Christopher Nolan may not have had a new movie in 2016, but he’s still near the top of the list of the most influential directors working today. He’s the mind behind the three Dark Knight films (Batman Begins, The Dark Knight and The Dark Knight Rises) as well as other other smart blockbusters like Inception, Interstellar, The Prestige and Memento. His next film, the World War II epic Dunkirk, arrives next summer.
Film enthusiasts can argue about which of Nolan’s movies are the best – and some have even argued about how great they are at all – but there’s little doubt that Nolan’s films are worth talking and arguing about. And it turns out, the posters are, as well.

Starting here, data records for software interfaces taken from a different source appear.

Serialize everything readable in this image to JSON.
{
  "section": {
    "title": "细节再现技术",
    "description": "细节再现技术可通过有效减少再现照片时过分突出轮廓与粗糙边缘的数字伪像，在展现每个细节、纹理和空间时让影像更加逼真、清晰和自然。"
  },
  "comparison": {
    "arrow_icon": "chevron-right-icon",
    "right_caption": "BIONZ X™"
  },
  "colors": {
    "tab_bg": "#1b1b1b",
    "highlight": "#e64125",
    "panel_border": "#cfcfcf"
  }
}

A Twitter user named Rob Trench pointed out a pattern this week: Several of Nolan’s films have posters that are strikingly similar. He explained their similarities as “depicting the backside of central characters with lots of dark colors and shadows.” Trench’s tweet provides four examples of posters for Nolan movies that feature a strikingly similar image: That of The Dark Knight, The Dark Knight Rises, Inception and Dunkirk. Two other Nolan movies, Interstellar and Memento, also feature the protagonist’s back to the camera. Take a look:
Does this tell us anything about Nolan as a director, or about his work? Not especially. For one thing, Nolan is not believed to design his own movie posters. For another, most major movies these days – including all of the above – have multiple posters for different characters in different poses, some of which include the characters facing forward. For instance, both most well known posters for The Dark Knight and The Dark Knight rises feature Batman facing forward (albeit still with “lots of dark colors and shadows”).
For another, there are many, many other movies, not directed by Nolan, which feature characters’ back to the camera. The website Rsvlts.com published a post this week that pointed out both the Nolan back-to-the-camera tendency (which it calls “The Christopher Nolan”), and another poster trope called “The Cold Shoulder,” which has been used by dozens of movies from non-Nolan directors.
Not to disparage the work of movie poster designers, who often create gorgeous, iconic work, but poster design is a field that particularly lends itself to repeated use of the same tropes, especially for similar genres of movies. Is the back-to-the-camera trend striking, as applied to Nolan movie posters, and is it an interesting coincidence? Yes. Does it tell us much about the nature of Christopher Nolan’s work? No, it really doesn’t.